● **What the exercise asks**:
Below are the records; copy each line in them that holds the word "username".

=== Data for the task ===

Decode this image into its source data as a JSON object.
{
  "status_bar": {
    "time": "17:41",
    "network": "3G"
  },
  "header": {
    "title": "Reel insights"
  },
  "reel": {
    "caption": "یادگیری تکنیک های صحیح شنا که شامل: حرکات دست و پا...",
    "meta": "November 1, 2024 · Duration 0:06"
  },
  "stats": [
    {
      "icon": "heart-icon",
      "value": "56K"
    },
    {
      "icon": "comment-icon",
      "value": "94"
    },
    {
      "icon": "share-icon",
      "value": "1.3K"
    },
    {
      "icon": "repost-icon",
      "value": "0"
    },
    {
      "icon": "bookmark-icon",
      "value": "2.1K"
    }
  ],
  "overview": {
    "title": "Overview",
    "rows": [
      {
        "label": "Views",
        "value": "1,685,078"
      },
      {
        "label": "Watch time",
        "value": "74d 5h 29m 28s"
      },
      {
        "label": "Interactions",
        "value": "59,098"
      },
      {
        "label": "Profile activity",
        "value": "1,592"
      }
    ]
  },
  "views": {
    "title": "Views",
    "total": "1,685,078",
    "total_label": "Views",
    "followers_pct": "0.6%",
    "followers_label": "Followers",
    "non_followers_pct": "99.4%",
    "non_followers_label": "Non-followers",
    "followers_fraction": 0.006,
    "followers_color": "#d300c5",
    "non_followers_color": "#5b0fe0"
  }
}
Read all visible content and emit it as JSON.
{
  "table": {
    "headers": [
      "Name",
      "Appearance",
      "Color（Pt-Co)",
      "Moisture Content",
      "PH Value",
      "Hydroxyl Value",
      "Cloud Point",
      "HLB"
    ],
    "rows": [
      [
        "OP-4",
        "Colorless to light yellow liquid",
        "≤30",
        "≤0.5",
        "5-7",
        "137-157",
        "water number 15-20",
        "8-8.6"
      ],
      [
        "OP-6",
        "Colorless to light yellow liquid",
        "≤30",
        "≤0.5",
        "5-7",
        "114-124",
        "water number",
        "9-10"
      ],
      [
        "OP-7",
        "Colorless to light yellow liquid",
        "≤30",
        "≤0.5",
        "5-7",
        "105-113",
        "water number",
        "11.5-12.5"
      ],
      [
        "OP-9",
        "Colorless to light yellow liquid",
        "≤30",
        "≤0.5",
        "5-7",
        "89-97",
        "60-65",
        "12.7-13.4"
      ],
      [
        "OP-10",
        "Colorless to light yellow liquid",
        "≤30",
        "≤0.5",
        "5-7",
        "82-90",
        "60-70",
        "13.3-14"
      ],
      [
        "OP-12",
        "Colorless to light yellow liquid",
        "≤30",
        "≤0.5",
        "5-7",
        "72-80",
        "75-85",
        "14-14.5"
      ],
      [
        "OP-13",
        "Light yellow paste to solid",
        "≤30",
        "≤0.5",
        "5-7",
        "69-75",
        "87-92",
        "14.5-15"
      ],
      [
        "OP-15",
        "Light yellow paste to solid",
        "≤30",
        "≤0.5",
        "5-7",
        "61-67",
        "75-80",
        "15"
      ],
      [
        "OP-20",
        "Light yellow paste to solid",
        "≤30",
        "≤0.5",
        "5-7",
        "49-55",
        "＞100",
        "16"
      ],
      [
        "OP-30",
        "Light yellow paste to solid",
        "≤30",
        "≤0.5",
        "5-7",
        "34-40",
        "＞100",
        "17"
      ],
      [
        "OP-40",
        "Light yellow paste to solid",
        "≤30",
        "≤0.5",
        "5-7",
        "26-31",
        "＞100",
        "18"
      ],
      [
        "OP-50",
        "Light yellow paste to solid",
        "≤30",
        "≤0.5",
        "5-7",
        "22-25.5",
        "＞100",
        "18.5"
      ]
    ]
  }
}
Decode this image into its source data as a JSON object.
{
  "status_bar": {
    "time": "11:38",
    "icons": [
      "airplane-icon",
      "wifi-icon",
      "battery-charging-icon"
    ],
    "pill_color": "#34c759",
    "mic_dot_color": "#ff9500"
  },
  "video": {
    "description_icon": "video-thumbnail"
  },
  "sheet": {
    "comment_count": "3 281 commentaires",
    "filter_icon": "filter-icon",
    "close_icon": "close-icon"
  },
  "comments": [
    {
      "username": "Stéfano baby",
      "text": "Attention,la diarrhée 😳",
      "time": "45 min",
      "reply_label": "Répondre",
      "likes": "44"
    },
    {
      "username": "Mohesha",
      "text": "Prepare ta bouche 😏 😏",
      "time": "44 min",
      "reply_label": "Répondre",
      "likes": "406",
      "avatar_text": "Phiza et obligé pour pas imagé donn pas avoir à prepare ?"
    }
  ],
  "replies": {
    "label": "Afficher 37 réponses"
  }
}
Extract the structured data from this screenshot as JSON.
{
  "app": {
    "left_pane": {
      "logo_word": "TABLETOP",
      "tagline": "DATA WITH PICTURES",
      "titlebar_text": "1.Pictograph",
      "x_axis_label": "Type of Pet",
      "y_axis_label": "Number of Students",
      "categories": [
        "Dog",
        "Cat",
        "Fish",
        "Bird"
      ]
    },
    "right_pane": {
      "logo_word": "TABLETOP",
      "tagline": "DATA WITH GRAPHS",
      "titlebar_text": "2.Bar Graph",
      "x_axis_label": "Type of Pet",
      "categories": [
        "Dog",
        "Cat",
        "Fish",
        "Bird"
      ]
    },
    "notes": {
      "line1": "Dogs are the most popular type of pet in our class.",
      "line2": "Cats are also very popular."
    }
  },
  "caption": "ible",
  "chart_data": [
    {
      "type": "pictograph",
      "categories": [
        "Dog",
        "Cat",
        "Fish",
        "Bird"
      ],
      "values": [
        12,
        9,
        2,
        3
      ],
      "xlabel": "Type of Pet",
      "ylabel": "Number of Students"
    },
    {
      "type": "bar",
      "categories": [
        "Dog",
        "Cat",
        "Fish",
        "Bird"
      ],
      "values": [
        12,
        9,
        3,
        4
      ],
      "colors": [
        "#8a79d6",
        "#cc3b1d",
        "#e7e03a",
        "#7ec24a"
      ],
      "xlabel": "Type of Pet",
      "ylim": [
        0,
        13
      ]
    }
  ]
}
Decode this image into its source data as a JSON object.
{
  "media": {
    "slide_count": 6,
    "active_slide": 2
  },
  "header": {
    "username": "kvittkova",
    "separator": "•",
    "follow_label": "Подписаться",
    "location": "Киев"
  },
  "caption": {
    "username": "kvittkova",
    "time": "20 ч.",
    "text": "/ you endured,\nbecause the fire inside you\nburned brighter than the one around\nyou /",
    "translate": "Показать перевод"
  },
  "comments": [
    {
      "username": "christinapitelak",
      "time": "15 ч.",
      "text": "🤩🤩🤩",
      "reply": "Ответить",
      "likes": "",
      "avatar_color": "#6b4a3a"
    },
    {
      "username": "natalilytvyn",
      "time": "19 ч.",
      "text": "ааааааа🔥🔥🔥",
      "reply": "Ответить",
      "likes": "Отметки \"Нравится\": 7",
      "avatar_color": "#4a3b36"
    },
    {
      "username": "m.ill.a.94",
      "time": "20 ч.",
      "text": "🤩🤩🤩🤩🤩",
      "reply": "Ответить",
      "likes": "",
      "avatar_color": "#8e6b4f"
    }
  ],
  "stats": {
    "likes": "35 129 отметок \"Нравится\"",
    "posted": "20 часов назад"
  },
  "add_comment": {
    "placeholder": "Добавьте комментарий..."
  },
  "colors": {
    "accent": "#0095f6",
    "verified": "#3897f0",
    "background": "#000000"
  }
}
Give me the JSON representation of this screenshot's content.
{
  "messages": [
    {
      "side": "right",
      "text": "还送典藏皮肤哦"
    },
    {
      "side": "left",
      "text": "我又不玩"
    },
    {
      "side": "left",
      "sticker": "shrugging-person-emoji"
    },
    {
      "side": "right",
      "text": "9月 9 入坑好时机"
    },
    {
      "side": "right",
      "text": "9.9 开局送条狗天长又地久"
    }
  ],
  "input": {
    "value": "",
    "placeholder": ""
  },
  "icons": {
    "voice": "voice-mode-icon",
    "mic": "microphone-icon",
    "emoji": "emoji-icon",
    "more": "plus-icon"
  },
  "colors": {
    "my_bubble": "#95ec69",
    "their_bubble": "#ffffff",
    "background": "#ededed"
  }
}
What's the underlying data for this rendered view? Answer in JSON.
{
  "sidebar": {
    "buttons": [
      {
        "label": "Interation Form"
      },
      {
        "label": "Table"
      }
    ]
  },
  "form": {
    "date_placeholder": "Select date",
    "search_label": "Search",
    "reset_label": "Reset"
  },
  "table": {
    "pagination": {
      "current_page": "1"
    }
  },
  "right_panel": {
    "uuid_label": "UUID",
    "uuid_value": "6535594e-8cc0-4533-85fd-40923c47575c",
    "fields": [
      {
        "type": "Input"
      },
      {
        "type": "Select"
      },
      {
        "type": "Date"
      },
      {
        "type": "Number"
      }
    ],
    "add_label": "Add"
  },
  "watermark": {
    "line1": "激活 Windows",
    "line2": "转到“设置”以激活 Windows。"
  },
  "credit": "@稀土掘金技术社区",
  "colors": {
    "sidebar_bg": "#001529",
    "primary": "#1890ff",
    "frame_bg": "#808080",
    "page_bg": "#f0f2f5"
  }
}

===

● **Answer to the exercise**:
      "username": "Stéfano baby",
      "username": "Mohesha",
    "username": "kvittkova",
    "username": "kvittkova",
      "username": "christinapitelak",
      "username": "natalilytvyn",
      "username": "m.ill.a.94",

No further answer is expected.